Data about app and page elements:

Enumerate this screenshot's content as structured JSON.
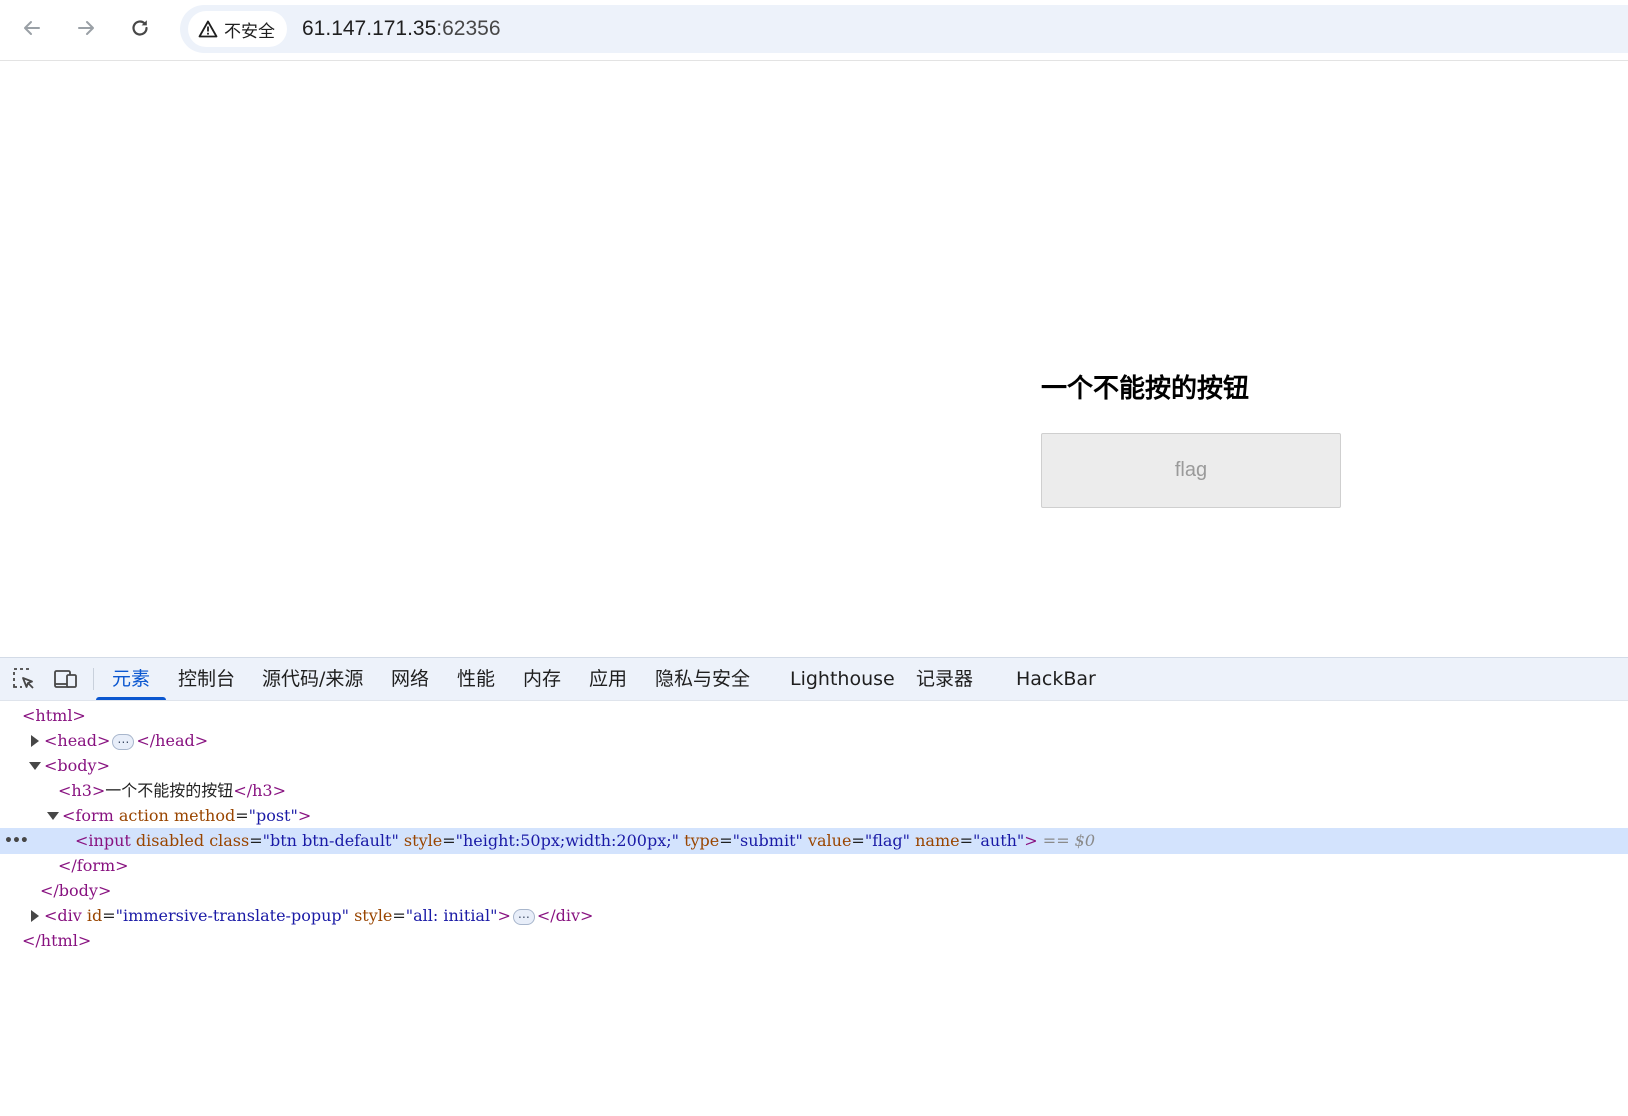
{
  "browser": {
    "security_label": "不安全",
    "url_host": "61.147.171.35",
    "url_port": ":62356"
  },
  "page": {
    "heading": "一个不能按的按钮",
    "button_value": "flag"
  },
  "devtools": {
    "tabs": [
      "元素",
      "控制台",
      "源代码/来源",
      "网络",
      "性能",
      "内存",
      "应用",
      "隐私与安全",
      "Lighthouse",
      "记录器",
      "HackBar"
    ],
    "active_tab": "元素",
    "tree": {
      "html_open": "<html>",
      "head_open": "<head>",
      "head_close": "</head>",
      "body_open": "<body>",
      "h3_open": "<h3>",
      "h3_text": "一个不能按的按钮",
      "h3_close": "</h3>",
      "form_open_tag": "<form",
      "form_attr1": "action",
      "form_attr2": "method",
      "form_attr2_val": "\"post\"",
      "form_close_bracket": ">",
      "input_open": "<input",
      "input_attr_disabled": "disabled",
      "input_attr_class": "class",
      "input_val_class": "\"btn btn-default\"",
      "input_attr_style": "style",
      "input_val_style": "\"height:50px;width:200px;\"",
      "input_attr_type": "type",
      "input_val_type": "\"submit\"",
      "input_attr_value": "value",
      "input_val_value": "\"flag\"",
      "input_attr_name": "name",
      "input_val_name": "\"auth\"",
      "input_close": ">",
      "selected_marker": "== $0",
      "form_close": "</form>",
      "body_close": "</body>",
      "div_open_tag": "<div",
      "div_attr_id": "id",
      "div_val_id": "\"immersive-translate-popup\"",
      "div_attr_style": "style",
      "div_val_style": "\"all: initial\"",
      "div_close_bracket": ">",
      "div_close": "</div>",
      "html_close": "</html>",
      "ellipsis": "…",
      "equals": "=",
      "row_menu": "•••"
    }
  }
}
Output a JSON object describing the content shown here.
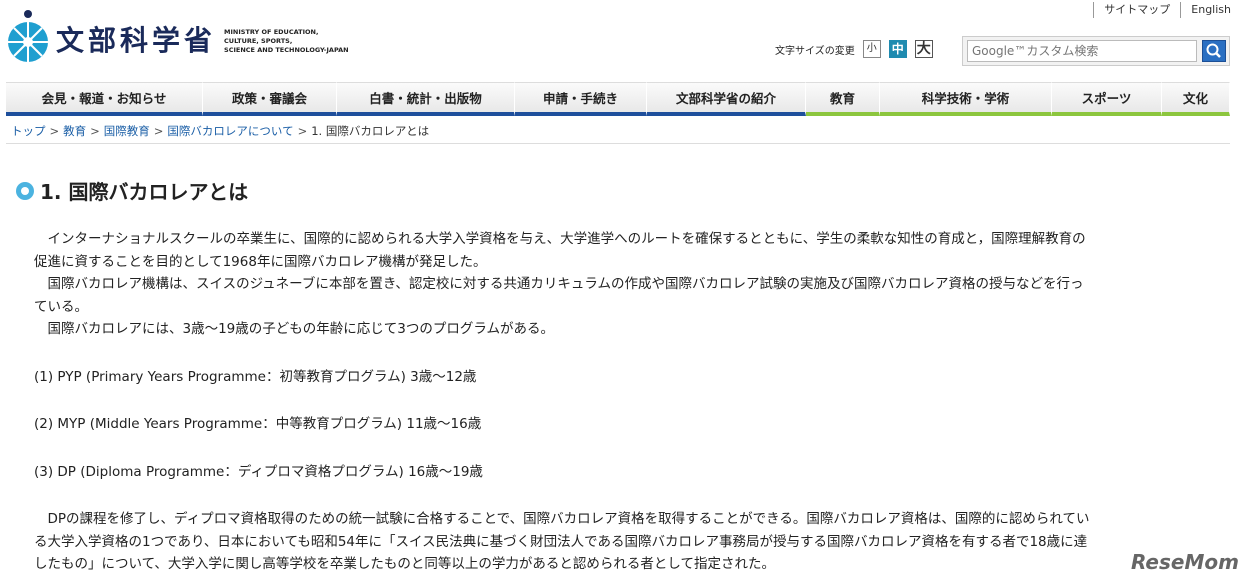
{
  "header": {
    "logo_title": "文部科学省",
    "logo_sub": [
      "MINISTRY OF EDUCATION,",
      "CULTURE, SPORTS,",
      "SCIENCE AND TECHNOLOGY-JAPAN"
    ],
    "top_links": [
      "サイトマップ",
      "English"
    ],
    "font_size_label": "文字サイズの変更",
    "font_size_small": "小",
    "font_size_medium": "中",
    "font_size_large": "大",
    "search_placeholder": "Google™カスタム検索"
  },
  "nav": {
    "items": [
      {
        "label": "会見・報道・お知らせ"
      },
      {
        "label": "政策・審議会"
      },
      {
        "label": "白書・統計・出版物"
      },
      {
        "label": "申請・手続き"
      },
      {
        "label": "文部科学省の紹介"
      },
      {
        "label": "教育"
      },
      {
        "label": "科学技術・学術"
      },
      {
        "label": "スポーツ"
      },
      {
        "label": "文化"
      }
    ]
  },
  "breadcrumb": {
    "items": [
      "トップ",
      "教育",
      "国際教育",
      "国際バカロレアについて"
    ],
    "current": "1. 国際バカロレアとは"
  },
  "main": {
    "title": "1. 国際バカロレアとは",
    "para1_line1": "　インターナショナルスクールの卒業生に、国際的に認められる大学入学資格を与え、大学進学へのルートを確保するとともに、学生の柔軟な知性の育成と，国際理解教育の",
    "para1_line2": "促進に資することを目的として1968年に国際バカロレア機構が発足した。",
    "para2_line1": "　国際バカロレア機構は、スイスのジュネーブに本部を置き、認定校に対する共通カリキュラムの作成や国際バカロレア試験の実施及び国際バカロレア資格の授与などを行っ",
    "para2_line2": "ている。",
    "para3": "　国際バカロレアには、3歳～19歳の子どもの年齢に応じて3つのプログラムがある。",
    "program1": "(1) PYP (Primary Years Programme：初等教育プログラム) 3歳～12歳",
    "program2": "(2) MYP (Middle Years Programme：中等教育プログラム) 11歳～16歳",
    "program3": "(3) DP (Diploma Programme：ディプロマ資格プログラム) 16歳～19歳",
    "para4_line1": "　DPの課程を修了し、ディプロマ資格取得のための統一試験に合格することで、国際バカロレア資格を取得することができる。国際バカロレア資格は、国際的に認められてい",
    "para4_line2": "る大学入学資格の1つであり、日本においても昭和54年に「スイス民法典に基づく財団法人である国際バカロレア事務局が授与する国際バカロレア資格を有する者で18歳に達",
    "para4_line3": "したもの」について、大学入学に関し高等学校を卒業したものと同等以上の学力があると認められる者として指定された。"
  },
  "watermark": "ReseMom",
  "colors": {
    "nav_blue": "#1e4f9c",
    "nav_green": "#8cc63e",
    "link": "#1a5ea6",
    "title_bullet": "#4bb3e0"
  }
}
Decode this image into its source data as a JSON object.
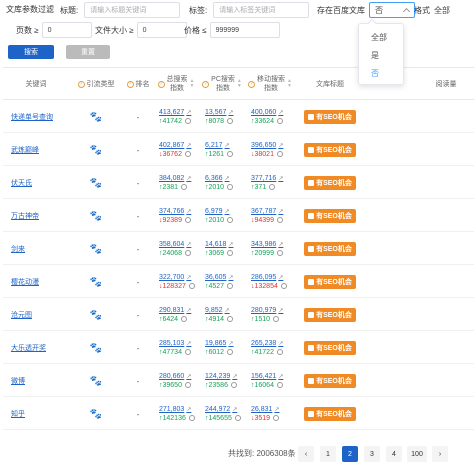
{
  "filters": {
    "label": "文库参数过滤",
    "title_label": "标题:",
    "title_placeholder": "请输入标题关键词",
    "tag_label": "标签:",
    "tag_placeholder": "请输入标签关键词",
    "in_baidu_label": "存在百度文库",
    "in_baidu_value": "否",
    "format_label": "格式",
    "format_value": "全部",
    "pages_label": "页数 ≥",
    "pages_value": "0",
    "size_label": "文件大小 ≥",
    "size_value": "0",
    "price_label": "价格 ≤",
    "price_value": "999999",
    "search_button": "搜索",
    "clear_button": "重置"
  },
  "dropdown": {
    "options": [
      "全部",
      "是",
      "否"
    ],
    "selected": "否"
  },
  "table": {
    "headers": {
      "keyword": "关键词",
      "traffic_type": "引流类型",
      "rank": "排名",
      "total_index": "总搜索\n指数",
      "pc_index": "PC搜索\n指数",
      "mobile_index": "移动搜索\n指数",
      "doc_title": "文库标题",
      "views": "阅读量"
    },
    "seo_label": "有SEO机会",
    "rows": [
      {
        "keyword": "快递单号查询",
        "rank": "-",
        "total": "413,627",
        "total_delta": "↑41742",
        "total_dir": "up",
        "pc": "13,567",
        "pc_delta": "↑8078",
        "pc_dir": "up",
        "mobile": "400,060",
        "mobile_delta": "↑33624",
        "mobile_dir": "up"
      },
      {
        "keyword": "武炼巅峰",
        "rank": "-",
        "total": "402,867",
        "total_delta": "↓36762",
        "total_dir": "down",
        "pc": "6,217",
        "pc_delta": "↑1261",
        "pc_dir": "up",
        "mobile": "396,650",
        "mobile_delta": "↓38021",
        "mobile_dir": "down"
      },
      {
        "keyword": "伏天氏",
        "rank": "-",
        "total": "384,082",
        "total_delta": "↑2381",
        "total_dir": "up",
        "pc": "6,366",
        "pc_delta": "↑2010",
        "pc_dir": "up",
        "mobile": "377,716",
        "mobile_delta": "↑371",
        "mobile_dir": "up"
      },
      {
        "keyword": "万古神帝",
        "rank": "-",
        "total": "374,766",
        "total_delta": "↓92389",
        "total_dir": "down",
        "pc": "6,979",
        "pc_delta": "↑2010",
        "pc_dir": "up",
        "mobile": "367,787",
        "mobile_delta": "↓94399",
        "mobile_dir": "down"
      },
      {
        "keyword": "剑来",
        "rank": "-",
        "total": "358,604",
        "total_delta": "↑24068",
        "total_dir": "up",
        "pc": "14,618",
        "pc_delta": "↑3069",
        "pc_dir": "up",
        "mobile": "343,986",
        "mobile_delta": "↑20999",
        "mobile_dir": "up"
      },
      {
        "keyword": "樱花动漫",
        "rank": "-",
        "total": "322,700",
        "total_delta": "↓128327",
        "total_dir": "down",
        "pc": "36,605",
        "pc_delta": "↑4527",
        "pc_dir": "up",
        "mobile": "286,095",
        "mobile_delta": "↓132854",
        "mobile_dir": "down"
      },
      {
        "keyword": "沧元图",
        "rank": "-",
        "total": "290,831",
        "total_delta": "↑6424",
        "total_dir": "up",
        "pc": "9,852",
        "pc_delta": "↑4914",
        "pc_dir": "up",
        "mobile": "280,979",
        "mobile_delta": "↑1510",
        "mobile_dir": "up"
      },
      {
        "keyword": "大乐透开奖",
        "rank": "-",
        "total": "285,103",
        "total_delta": "↑47734",
        "total_dir": "up",
        "pc": "19,865",
        "pc_delta": "↑6012",
        "pc_dir": "up",
        "mobile": "265,238",
        "mobile_delta": "↑41722",
        "mobile_dir": "up"
      },
      {
        "keyword": "微博",
        "rank": "-",
        "total": "280,660",
        "total_delta": "↑39650",
        "total_dir": "up",
        "pc": "124,239",
        "pc_delta": "↑23586",
        "pc_dir": "up",
        "mobile": "156,421",
        "mobile_delta": "↑16064",
        "mobile_dir": "up"
      },
      {
        "keyword": "知乎",
        "rank": "-",
        "total": "271,803",
        "total_delta": "↑142136",
        "total_dir": "up",
        "pc": "244,972",
        "pc_delta": "↑145655",
        "pc_dir": "up",
        "mobile": "26,831",
        "mobile_delta": "↓3519",
        "mobile_dir": "down"
      }
    ]
  },
  "pagination": {
    "total_text": "共找到: 2006308条",
    "prev": "‹",
    "next": "›",
    "pages": [
      "1",
      "2",
      "3",
      "4",
      "100"
    ],
    "current": "2"
  }
}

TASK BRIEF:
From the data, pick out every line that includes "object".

RESPONSE TO THIS EXERCISE:
Output a JSON object describing the content shown here.
Decode this image into its source data as a JSON object.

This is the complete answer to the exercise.